He finished his schooling in 1792 and went to Macinac to become a fur trader for the Northwest Company - a rival of the Hudson Bay Company.

In 1796, the United States took possession of Macinac. Bailly married Angelique, a grand niece of Chief Pontiac.

“I did not know when we married that she was a member of a Snake Cult,” he said. “Angelique would not leave the cult. We had a child, Alexis. Sadly, I had to leave Angelique,” he continued.

Later, Bailly heard stories about a woman referred to as “Lilly of the Lake,” whom he later married. Her name was Marie. They were married in 1810 and stayed married until he died.

“Marie was the mother of my children, and she believed in the One of the Cross,” he said.

But he digressed. He reminded his audience that in 1801 he was an active trader with 62 Voyagers under his employ. He traveled the then super (water) highways in canoes.

The canoes were of several sizes. The Canoe of the North was a 26-foot long, 250 pound canoe that carried eight men plus 2 1/2 tons of cargo.

“She is the baby,” he said about the canoe.

The Master Canoe, was a 40-foot long, 400 pound canoe with a capacity for a dozen men and a payload of four tons.

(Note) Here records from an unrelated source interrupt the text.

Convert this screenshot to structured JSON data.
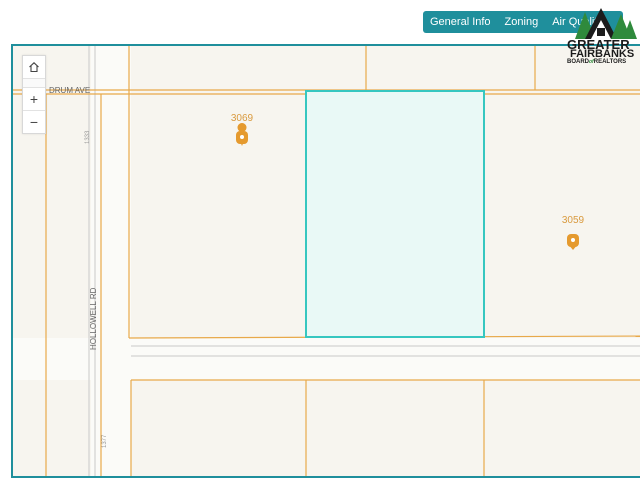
{
  "tabs": [
    "General Info",
    "Zoning",
    "Air Quality"
  ],
  "map": {
    "street_drum": "DRUM AVE",
    "street_hollowell": "HOLLOWELL RD",
    "parcel_left_number": "3069",
    "parcel_right_number": "3059",
    "small_label_top": "1333",
    "small_label_bottom": "1377"
  },
  "logo": {
    "line1": "GREATER",
    "line2": "FAIRBANKS",
    "board": "BOARD",
    "of": "of",
    "realtors": "REALTORS"
  },
  "colors": {
    "accent": "#1f8f9c",
    "parcel_line": "#e8a94a",
    "marker": "#e59a2e",
    "selection_fill": "#e9f9f6",
    "selection_stroke": "#36c7c0"
  }
}
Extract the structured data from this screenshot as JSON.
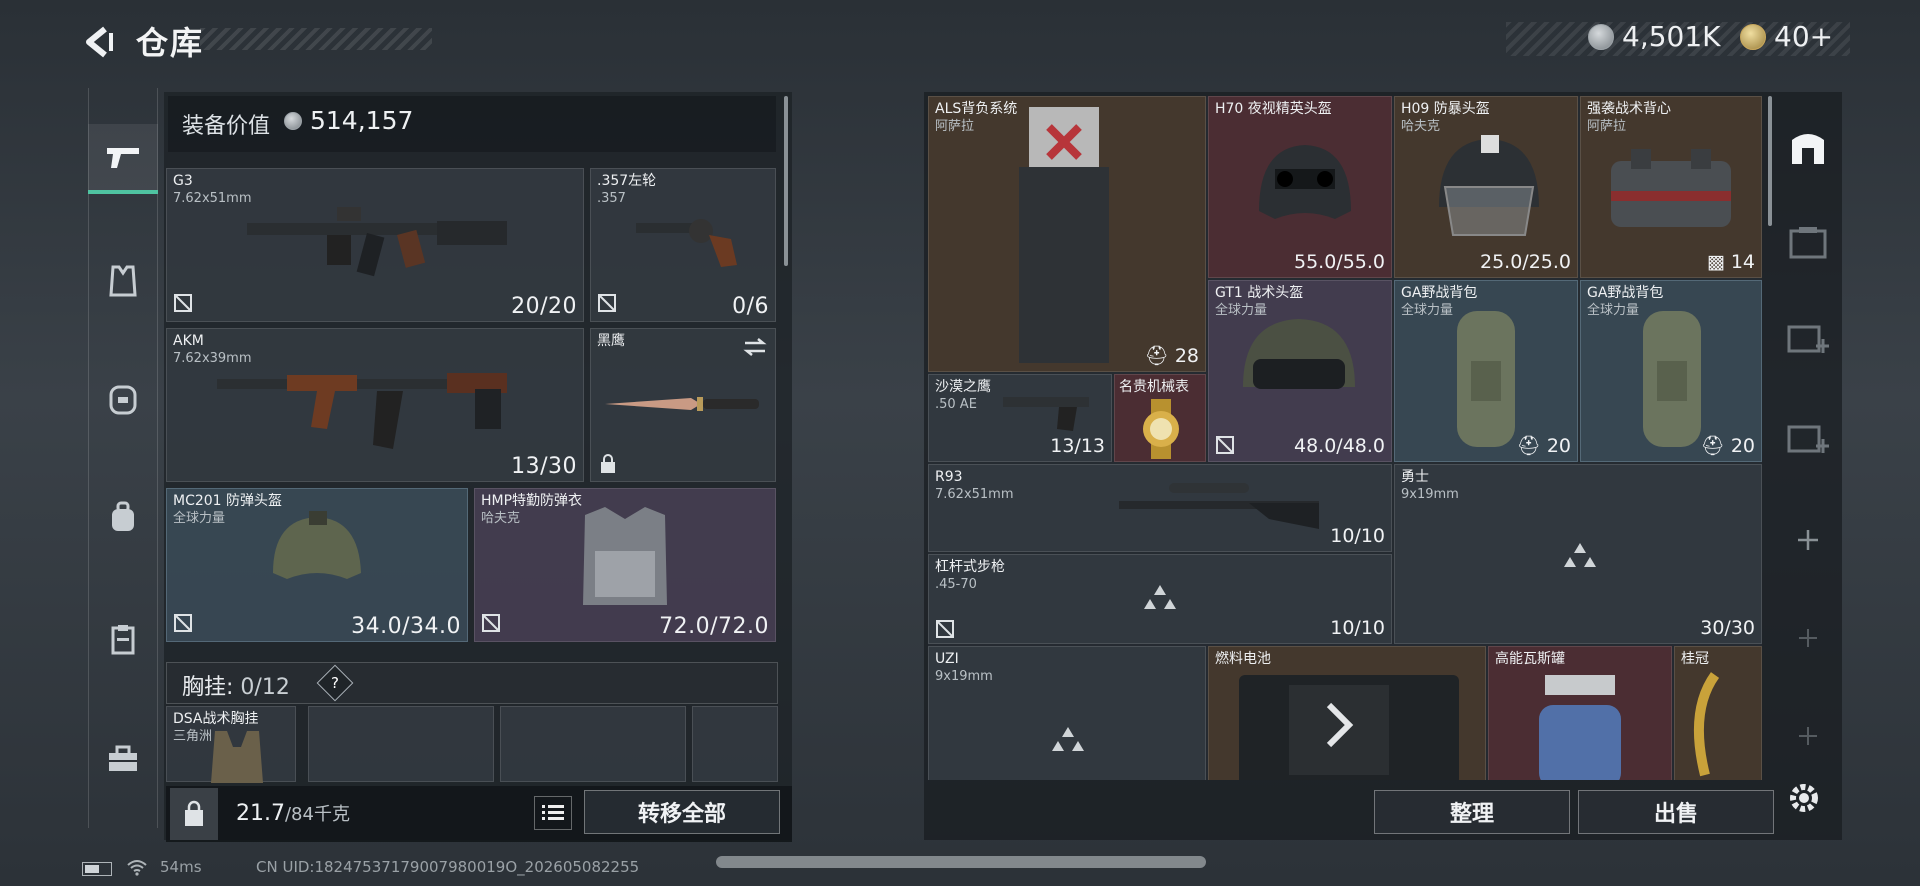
{
  "header": {
    "title": "仓库"
  },
  "currency": {
    "silver": "4,501K",
    "gold": "40+"
  },
  "left_tabs": [
    "pistol-icon",
    "vest-icon",
    "helmet-icon",
    "backpack-icon",
    "clipboard-icon",
    "toolbox-icon"
  ],
  "equipment": {
    "value_label": "装备价值",
    "value": "514,157",
    "slots": [
      {
        "name": "G3",
        "sub": "7.62x51mm",
        "count": "20/20"
      },
      {
        "name": ".357左轮",
        "sub": ".357",
        "count": "0/6"
      },
      {
        "name": "AKM",
        "sub": "7.62x39mm",
        "count": "13/30"
      },
      {
        "name": "黑鹰",
        "sub": "",
        "count": ""
      },
      {
        "name": "MC201 防弹头盔",
        "sub": "全球力量",
        "count": "34.0/34.0"
      },
      {
        "name": "HMP特勤防弹衣",
        "sub": "哈夫克",
        "count": "72.0/72.0"
      }
    ],
    "chest_rig_label": "胸挂:",
    "chest_rig_count": "0/12",
    "help": "?",
    "rig_item": {
      "name": "DSA战术胸挂",
      "sub": "三角洲"
    },
    "weight": "21.7",
    "weight_max": "/84千克",
    "transfer_all": "转移全部"
  },
  "storage": {
    "items": [
      {
        "name": "ALS背负系统",
        "sub": "阿萨拉",
        "count": "28"
      },
      {
        "name": "H70 夜视精英头盔",
        "sub": "",
        "count": "55.0/55.0"
      },
      {
        "name": "H09 防暴头盔",
        "sub": "哈夫克",
        "count": "25.0/25.0"
      },
      {
        "name": "强袭战术背心",
        "sub": "阿萨拉",
        "count": "14"
      },
      {
        "name": "GT1 战术头盔",
        "sub": "全球力量",
        "count": "48.0/48.0"
      },
      {
        "name": "GA野战背包",
        "sub": "全球力量",
        "count": "20"
      },
      {
        "name": "GA野战背包",
        "sub": "全球力量",
        "count": "20"
      },
      {
        "name": "沙漠之鹰",
        "sub": ".50 AE",
        "count": "13/13"
      },
      {
        "name": "名贵机械表",
        "sub": "",
        "count": ""
      },
      {
        "name": "R93",
        "sub": "7.62x51mm",
        "count": "10/10"
      },
      {
        "name": "勇士",
        "sub": "9x19mm",
        "count": "30/30"
      },
      {
        "name": "杠杆式步枪",
        "sub": ".45-70",
        "count": "10/10"
      },
      {
        "name": "UZI",
        "sub": "9x19mm",
        "count": ""
      },
      {
        "name": "燃料电池",
        "sub": "",
        "count": ""
      },
      {
        "name": "高能瓦斯罐",
        "sub": "",
        "count": ""
      },
      {
        "name": "桂冠",
        "sub": "",
        "count": ""
      }
    ],
    "sort_label": "整理",
    "sell_label": "出售"
  },
  "status": {
    "ping": "54ms",
    "uid": "CN UID:18247537179007980019O_202605082255"
  }
}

“The big canoe is carried by four men to portage. Each man carries from 90-100 pounds, taking three trips back and forth for the portage,” he said.

“Canoes are preferably made of Birch bark, but in Porter County, Voyagers use Elm trees because the property of the Elm swells up when it is wet. Fibrous roots of the Spruce tree is used for thread to weave the wood together and pitch of pine trees is used to make them waterproof,” he said.

“Our days begin with breakfast. Then we paddle, paddle and paddle for 15-18 hours a day and we stop when the moon comes up. Then we eat.

“I got my first view of Porter County in 1804,” he said. “I was transporting materials from Macinac to Ft. Dearborn in canoes.

“I am accosted by United States Soldiers, with Marie and John Baptist Courtier. They take me to prison and leave Marie. John Baptist flees, and I am worried about Marie. But after we leave, John Baptist comes back for her and asks her for her jewels to be traded for clothing. They dress in Indian clothing and darken their faces with walnut skins.

“She becomes ill from walking westward and delivers our child in deep winter. The child died, but they (Indians) gave her an Indian baby, not telling her the child was not hers...”

Bailly was imprisoned and later released.

“It is the 15 of March 1814, and I will read the paper I carry...It is a passport that I may go with protection of not being arrested...

“In 1815, Bailly petitioned the British for 1,500 pounds for losses he suffered for being wrongfully incarcerated on charges of being a spy. (In 1825 Indianapolis became the Capitol of Indiana.)

“Marie and I were married twice. As is the custom of our time, when two people want to be married and there is no church close by, a couple gathers friends to witness a man and woman pledge their love - and they are married. The second time, we were married in the church. So I am twice-married to the same woman.

“I am the proud father of lovely daughters. My daughters are very well educated, schooled in Detroit where they learned literature, great politicians...They can describe the merits of Andrew Jackson and Henry Clay...Jackson was elected President in 1827 and reelected in 1832.)”

Unfortunately, time ran out and Rivers had to end his presentation.


Posted 11/26/2002